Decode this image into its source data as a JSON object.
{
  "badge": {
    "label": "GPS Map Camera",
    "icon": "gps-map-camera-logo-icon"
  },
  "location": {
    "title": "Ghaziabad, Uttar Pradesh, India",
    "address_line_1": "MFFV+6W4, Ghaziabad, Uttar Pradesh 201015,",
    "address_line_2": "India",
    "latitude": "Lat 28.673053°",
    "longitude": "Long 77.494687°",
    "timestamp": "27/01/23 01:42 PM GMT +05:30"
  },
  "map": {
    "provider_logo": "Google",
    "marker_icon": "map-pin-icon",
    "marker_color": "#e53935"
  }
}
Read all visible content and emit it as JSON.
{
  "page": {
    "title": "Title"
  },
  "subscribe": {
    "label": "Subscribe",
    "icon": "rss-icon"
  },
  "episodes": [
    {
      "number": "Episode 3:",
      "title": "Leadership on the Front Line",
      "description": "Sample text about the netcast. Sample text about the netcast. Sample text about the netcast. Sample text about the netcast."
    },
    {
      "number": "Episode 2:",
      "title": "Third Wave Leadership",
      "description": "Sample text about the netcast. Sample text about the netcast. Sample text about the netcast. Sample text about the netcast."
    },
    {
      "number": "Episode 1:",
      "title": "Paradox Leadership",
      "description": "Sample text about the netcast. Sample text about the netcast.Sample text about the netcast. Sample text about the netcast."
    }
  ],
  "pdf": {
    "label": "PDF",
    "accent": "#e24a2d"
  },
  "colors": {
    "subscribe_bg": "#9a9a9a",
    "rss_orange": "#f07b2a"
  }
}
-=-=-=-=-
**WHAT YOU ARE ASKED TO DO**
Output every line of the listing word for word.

**SOLUTION**
Decode this image into its source data as a JSON object.
{
  "badge": {
    "label": "GPS Map Camera",
    "icon": "gps-map-camera-logo-icon"
  },
  "location": {
    "title": "Ghaziabad, Uttar Pradesh, India",
    "address_line_1": "MFFV+6W4, Ghaziabad, Uttar Pradesh 201015,",
    "address_line_2": "India",
    "latitude": "Lat 28.673053°",
    "longitude": "Long 77.494687°",
    "timestamp": "27/01/23 01:42 PM GMT +05:30"
  },
  "map": {
    "provider_logo": "Google",
    "marker_icon": "map-pin-icon",
    "marker_color": "#e53935"
  }
}
Read all visible content and emit it as JSON.
{
  "page": {
    "title": "Title"
  },
  "subscribe": {
    "label": "Subscribe",
    "icon": "rss-icon"
  },
  "episodes": [
    {
      "number": "Episode 3:",
      "title": "Leadership on the Front Line",
      "description": "Sample text about the netcast. Sample text about the netcast. Sample text about the netcast. Sample text about the netcast."
    },
    {
      "number": "Episode 2:",
      "title": "Third Wave Leadership",
      "description": "Sample text about the netcast. Sample text about the netcast. Sample text about the netcast. Sample text about the netcast."
    },
    {
      "number": "Episode 1:",
      "title": "Paradox Leadership",
      "description": "Sample text about the netcast. Sample text about the netcast.Sample text about the netcast. Sample text about the netcast."
    }
  ],
  "pdf": {
    "label": "PDF",
    "accent": "#e24a2d"
  },
  "colors": {
    "subscribe_bg": "#9a9a9a",
    "rss_orange": "#f07b2a"
  }
}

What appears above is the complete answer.